Thousands evacuated as levee breaks as storms sweep California
A community in Northern California was evacuated after a levee retaining the Pajaro River was breeched following heavy storms during the state's 10th atmospheric river event of the winter.
More than 8,500 residents of Monterey County and 1,700 residents of the surrounding Pajaro community were under evacuation orders and warnings beginning on Saturday, according to The Associated Press.
The region is known for its agricultural products, including strawberries, apples, cauliflower, broccoli, and artichokes.
Officials said the breach was approximately 100 feet wide. The day before the levee failed, officials went door to door and urged residents to leave before the atmospheric river brought heavy rains to the region.
Some residents stayed and had to be rescued from the floodwaters.
The California National Guard and local first responders had to pull more than 50 people out of the flooding overnight.
"We were hoping to avoid and prevent this situation, but the worst case scenario has arrived with the Pajaro River overtopping and levee breaching at about midnight," Luis Alejo, the chair of the Monterey County Board of Supervisors, wrote on Twitter.

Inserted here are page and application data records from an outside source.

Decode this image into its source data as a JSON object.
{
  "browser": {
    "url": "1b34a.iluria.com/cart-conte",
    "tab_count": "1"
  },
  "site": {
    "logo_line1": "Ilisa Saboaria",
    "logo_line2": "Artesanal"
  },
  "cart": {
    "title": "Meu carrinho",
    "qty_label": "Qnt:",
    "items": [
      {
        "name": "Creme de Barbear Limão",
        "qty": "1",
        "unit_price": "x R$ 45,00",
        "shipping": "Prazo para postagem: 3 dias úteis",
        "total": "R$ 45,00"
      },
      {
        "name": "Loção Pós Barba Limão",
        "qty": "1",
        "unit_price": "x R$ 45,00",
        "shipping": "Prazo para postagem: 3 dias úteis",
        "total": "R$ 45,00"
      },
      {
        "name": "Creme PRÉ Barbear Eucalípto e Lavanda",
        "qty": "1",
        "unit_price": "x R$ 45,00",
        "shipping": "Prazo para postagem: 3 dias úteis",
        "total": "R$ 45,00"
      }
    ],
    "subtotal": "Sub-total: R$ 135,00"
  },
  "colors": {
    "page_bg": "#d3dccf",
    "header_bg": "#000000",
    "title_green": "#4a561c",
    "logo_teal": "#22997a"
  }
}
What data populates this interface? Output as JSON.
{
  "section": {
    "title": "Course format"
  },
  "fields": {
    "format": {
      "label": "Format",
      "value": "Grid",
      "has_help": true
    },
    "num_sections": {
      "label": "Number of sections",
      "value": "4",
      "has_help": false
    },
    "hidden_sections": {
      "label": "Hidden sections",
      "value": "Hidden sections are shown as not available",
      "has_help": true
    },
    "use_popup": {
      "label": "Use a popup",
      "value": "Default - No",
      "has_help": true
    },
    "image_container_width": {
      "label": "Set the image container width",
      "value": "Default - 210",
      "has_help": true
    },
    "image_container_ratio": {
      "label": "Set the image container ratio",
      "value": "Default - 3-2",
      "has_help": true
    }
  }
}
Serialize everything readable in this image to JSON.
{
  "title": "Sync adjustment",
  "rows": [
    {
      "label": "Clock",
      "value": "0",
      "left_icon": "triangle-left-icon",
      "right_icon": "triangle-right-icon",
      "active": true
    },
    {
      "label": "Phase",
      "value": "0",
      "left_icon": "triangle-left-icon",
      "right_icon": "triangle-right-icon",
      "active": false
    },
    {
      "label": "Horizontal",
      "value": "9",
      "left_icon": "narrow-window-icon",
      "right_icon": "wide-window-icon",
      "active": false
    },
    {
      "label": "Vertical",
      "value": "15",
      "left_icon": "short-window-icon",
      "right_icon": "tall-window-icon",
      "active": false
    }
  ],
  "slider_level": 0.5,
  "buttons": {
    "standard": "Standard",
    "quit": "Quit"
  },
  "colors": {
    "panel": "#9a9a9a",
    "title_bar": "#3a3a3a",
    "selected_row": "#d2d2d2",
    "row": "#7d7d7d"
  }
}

He said the damage caused by the "massive" flooding would take months to repair.
Flooding is massive in #Pajaro in Monterey County, impacting our 1,700 residents
I’ve reached out to President #JoeBiden @POTUS & Governor @GavinNewsom to invite them visit Pajaro as soon as possible🙏🏽
The need will be great! Will take months for our residents to repair homes! pic.twitter.com/0vBXUgezo9
— Luis Alejo⚖️ (@SupervisorAlejo) March 11, 2023
Officials had hoped to shore up the levee ahead of the substantial storms that came with the atmospheric river, but the waters breached before they could sufficiently bolster the structure. Repairs began Saturday morning after the flooding had already begun.
Governor Gavin Newsom on Saturday said his office was monitoring the situation.
"Our thoughts are with everyone impacted and the state has mobilized to support the community," his office said in a statement.
This isn't the first time the levee has been overrun by floodwaters; the levees broke in 1995, pouring water over 2,500 acres of farmland in the surrounding community and killing two people. The estimated damage was around $100m.
State Senator John Laird, who represents the region, brought forth and passed a law to fund a new levee project for the river. That project is funded, but won't begin until next year.
"It's tragic, we were so close to getting this done before any storms," he told the AP.
Another atmospheric river is forecasted for next week.
The weather in California has swung the state from a likely fourth year of drought to having more water than it can handle. Officials in flooded counties have been releasing water from dams to prevent flooding as the warm airs of the atmospheric rivers melt ice and snowpack in the mountains.
Lake Oroville, which is one of the state's most important reservoirs and home to the US's tallest dam, is so filled that officials opened its spillways for the first time since April 2019.